When you install the Garmin inReach Messenger app on your mobile device, it automatically searches your contact list for other registered inReach users. You will see all your contacts registered with Garmin in the Messages section of the app. They will also see that you are registered with Garmin if your mobile number or email address is in their contacts. You cannot turn off or opt out of this feature.

If you have the Garmin Zūmo XT2 GPS unit,  it will seamlessly integrate with the inReach Messenger to act as a remote control. From the glove-friendly XT2 screen, you can send an SOS, any of three check-in messages, any preset custom messages, or a text message to your contacts. It also works with the earlier XT1.

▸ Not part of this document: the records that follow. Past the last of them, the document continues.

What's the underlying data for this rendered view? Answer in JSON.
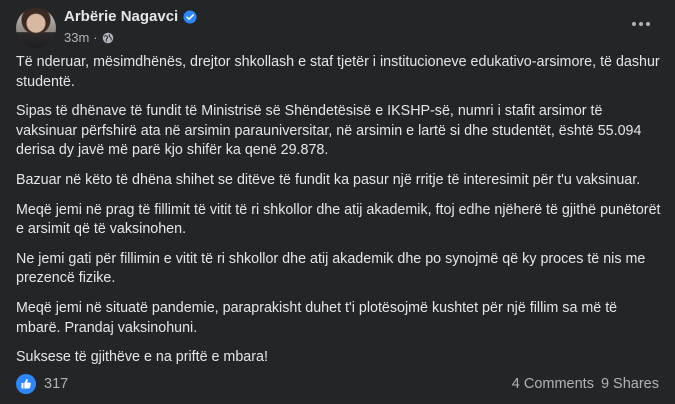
{
  "post": {
    "author": "Arbërie Nagavci",
    "time": "33m",
    "separator": "·",
    "paragraphs": [
      "Të nderuar, mësimdhënës, drejtor shkollash e staf tjetër i institucioneve edukativo-arsimore, të dashur studentë.",
      "Sipas të dhënave të fundit të Ministrisë së Shëndetësisë e IKSHP-së, numri i stafit arsimor të vaksinuar përfshirë ata në arsimin parauniversitar, në arsimin e lartë si dhe studentët, është 55.094 derisa dy javë më parë kjo shifër ka qenë 29.878.",
      "Bazuar në këto të dhëna shihet se ditëve të fundit ka pasur një rritje të interesimit për t'u vaksinuar.",
      "Meqë jemi në prag të fillimit të vitit të ri shkollor dhe atij akademik, ftoj edhe njëherë të gjithë punëtorët e arsimit që të vaksinohen.",
      "Ne jemi gati për fillimin e vitit të ri shkollor dhe atij akademik dhe po synojmë që ky proces të nis me prezencë fizike.",
      "Meqë jemi në situatë pandemie, paraprakisht duhet t'i plotësojmë kushtet për një fillim sa më të mbarë. Prandaj vaksinohuni.",
      "Suksese të gjithëve e na priftë e mbara!"
    ]
  },
  "footer": {
    "reaction_count": "317",
    "comments": "4 Comments",
    "shares": "9 Shares"
  },
  "icons": {
    "verified": "verified-badge-icon",
    "privacy": "globe-icon",
    "like": "like-icon",
    "more": "more-options-icon"
  },
  "colors": {
    "background": "#242526",
    "text_primary": "#e4e6eb",
    "text_secondary": "#b0b3b8",
    "accent_blue": "#2d88ff"
  }
}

The newer iPhones have limited satellite 911 connectivity as a new feature. The inReach Messenger is a long battery life, purpose-built, emergency communication device. You buy it and pay an annual subscription to provide life-saving communications in the worst conditions. In the many years I have been using mobile phones, I have had my share of phone failures. Garmin has produced GPS devices since 1989 and their rugged, life-saving safety satellite communication units since 2017. When it comes to emergencies outside of civilization, I choose the Garmin inReach Messenger, with my Apple iPhone 14 as backup.